• [Problem]: Reproduce all the data exactly, without pictures.
── Data for the task ──
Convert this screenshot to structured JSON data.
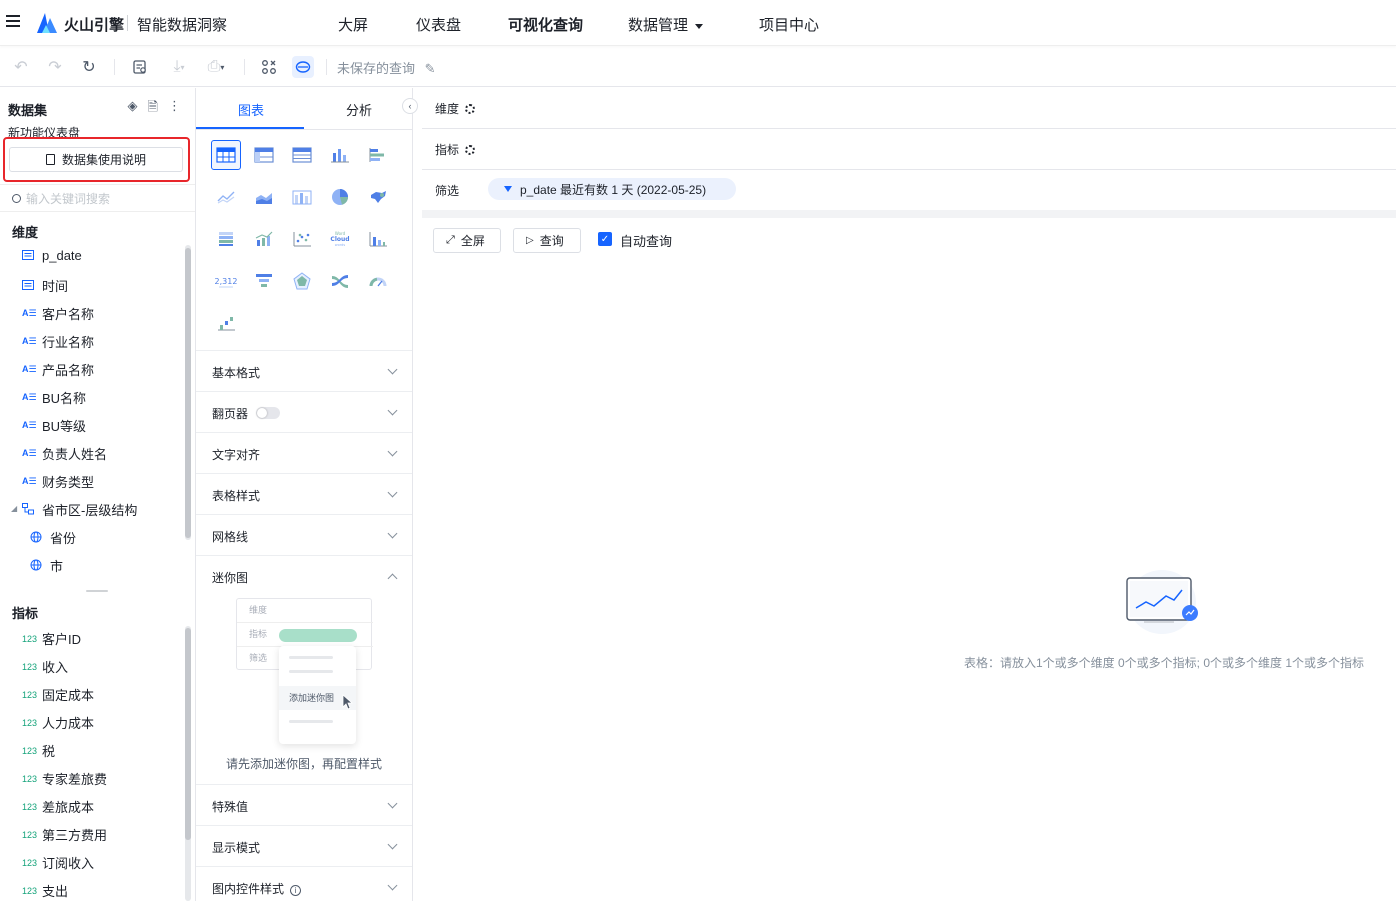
{
  "topnav": {
    "brand": "火山引擎",
    "product": "智能数据洞察",
    "items": [
      {
        "label": "大屏"
      },
      {
        "label": "仪表盘"
      },
      {
        "label": "可视化查询"
      },
      {
        "label": "数据管理"
      },
      {
        "label": "项目中心"
      }
    ]
  },
  "toolbar": {
    "unsaved_label": "未保存的查询"
  },
  "dataset": {
    "title": "数据集",
    "name": "新功能仪表盘",
    "guide_button": "数据集使用说明",
    "search_placeholder": "输入关键词搜索",
    "dimensions_title": "维度",
    "dimensions": [
      {
        "label": "p_date",
        "icon": "date-icon"
      },
      {
        "label": "时间",
        "icon": "date-icon"
      },
      {
        "label": "客户名称",
        "icon": "text-field-icon"
      },
      {
        "label": "行业名称",
        "icon": "text-field-icon"
      },
      {
        "label": "产品名称",
        "icon": "text-field-icon"
      },
      {
        "label": "BU名称",
        "icon": "text-field-icon"
      },
      {
        "label": "BU等级",
        "icon": "text-field-icon"
      },
      {
        "label": "负责人姓名",
        "icon": "text-field-icon"
      },
      {
        "label": "财务类型",
        "icon": "text-field-icon"
      },
      {
        "label": "省市区-层级结构",
        "icon": "hierarchy-icon"
      },
      {
        "label": "省份",
        "icon": "globe-icon"
      },
      {
        "label": "市",
        "icon": "globe-icon"
      }
    ],
    "metrics_title": "指标",
    "metrics": [
      {
        "label": "客户ID"
      },
      {
        "label": "收入"
      },
      {
        "label": "固定成本"
      },
      {
        "label": "人力成本"
      },
      {
        "label": "税"
      },
      {
        "label": "专家差旅费"
      },
      {
        "label": "差旅成本"
      },
      {
        "label": "第三方费用"
      },
      {
        "label": "订阅收入"
      },
      {
        "label": "支出"
      }
    ],
    "metric_icon_text": "123",
    "dim_icon_text": "A☰"
  },
  "config": {
    "tabs": [
      {
        "label": "图表"
      },
      {
        "label": "分析"
      }
    ],
    "sections": [
      {
        "label": "基本格式"
      },
      {
        "label": "翻页器"
      },
      {
        "label": "文字对齐"
      },
      {
        "label": "表格样式"
      },
      {
        "label": "网格线"
      },
      {
        "label": "迷你图"
      }
    ],
    "mini": {
      "rows": [
        "维度",
        "指标",
        "筛选"
      ],
      "add_label": "添加迷你图",
      "hint": "请先添加迷你图，再配置样式"
    },
    "lower_sections": [
      {
        "label": "特殊值"
      },
      {
        "label": "显示模式"
      },
      {
        "label": "图内控件样式"
      }
    ]
  },
  "query": {
    "dimension_label": "维度",
    "metric_label": "指标",
    "filter_label": "筛选",
    "filter_chip": "p_date 最近有数 1 天 (2022-05-25)",
    "fullscreen_button": "全屏",
    "query_button": "查询",
    "auto_query_label": "自动查询",
    "auto_query_checked": true,
    "empty_text": "表格：请放入1个或多个维度 0个或多个指标; 0个或多个维度 1个或多个指标"
  },
  "colors": {
    "accent": "#1664ff",
    "highlight_border": "#e8262b",
    "metric_icon": "#14a37a"
  }
}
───
• [Response to this task]:
Convert this screenshot to structured JSON data.
{
  "topnav": {
    "brand": "火山引擎",
    "product": "智能数据洞察",
    "items": [
      {
        "label": "大屏"
      },
      {
        "label": "仪表盘"
      },
      {
        "label": "可视化查询"
      },
      {
        "label": "数据管理"
      },
      {
        "label": "项目中心"
      }
    ]
  },
  "toolbar": {
    "unsaved_label": "未保存的查询"
  },
  "dataset": {
    "title": "数据集",
    "name": "新功能仪表盘",
    "guide_button": "数据集使用说明",
    "search_placeholder": "输入关键词搜索",
    "dimensions_title": "维度",
    "dimensions": [
      {
        "label": "p_date",
        "icon": "date-icon"
      },
      {
        "label": "时间",
        "icon": "date-icon"
      },
      {
        "label": "客户名称",
        "icon": "text-field-icon"
      },
      {
        "label": "行业名称",
        "icon": "text-field-icon"
      },
      {
        "label": "产品名称",
        "icon": "text-field-icon"
      },
      {
        "label": "BU名称",
        "icon": "text-field-icon"
      },
      {
        "label": "BU等级",
        "icon": "text-field-icon"
      },
      {
        "label": "负责人姓名",
        "icon": "text-field-icon"
      },
      {
        "label": "财务类型",
        "icon": "text-field-icon"
      },
      {
        "label": "省市区-层级结构",
        "icon": "hierarchy-icon"
      },
      {
        "label": "省份",
        "icon": "globe-icon"
      },
      {
        "label": "市",
        "icon": "globe-icon"
      }
    ],
    "metrics_title": "指标",
    "metrics": [
      {
        "label": "客户ID"
      },
      {
        "label": "收入"
      },
      {
        "label": "固定成本"
      },
      {
        "label": "人力成本"
      },
      {
        "label": "税"
      },
      {
        "label": "专家差旅费"
      },
      {
        "label": "差旅成本"
      },
      {
        "label": "第三方费用"
      },
      {
        "label": "订阅收入"
      },
      {
        "label": "支出"
      }
    ],
    "metric_icon_text": "123",
    "dim_icon_text": "A☰"
  },
  "config": {
    "tabs": [
      {
        "label": "图表"
      },
      {
        "label": "分析"
      }
    ],
    "sections": [
      {
        "label": "基本格式"
      },
      {
        "label": "翻页器"
      },
      {
        "label": "文字对齐"
      },
      {
        "label": "表格样式"
      },
      {
        "label": "网格线"
      },
      {
        "label": "迷你图"
      }
    ],
    "mini": {
      "rows": [
        "维度",
        "指标",
        "筛选"
      ],
      "add_label": "添加迷你图",
      "hint": "请先添加迷你图，再配置样式"
    },
    "lower_sections": [
      {
        "label": "特殊值"
      },
      {
        "label": "显示模式"
      },
      {
        "label": "图内控件样式"
      }
    ]
  },
  "query": {
    "dimension_label": "维度",
    "metric_label": "指标",
    "filter_label": "筛选",
    "filter_chip": "p_date 最近有数 1 天 (2022-05-25)",
    "fullscreen_button": "全屏",
    "query_button": "查询",
    "auto_query_label": "自动查询",
    "auto_query_checked": true,
    "empty_text": "表格：请放入1个或多个维度 0个或多个指标; 0个或多个维度 1个或多个指标"
  },
  "colors": {
    "accent": "#1664ff",
    "highlight_border": "#e8262b",
    "metric_icon": "#14a37a"
  }
}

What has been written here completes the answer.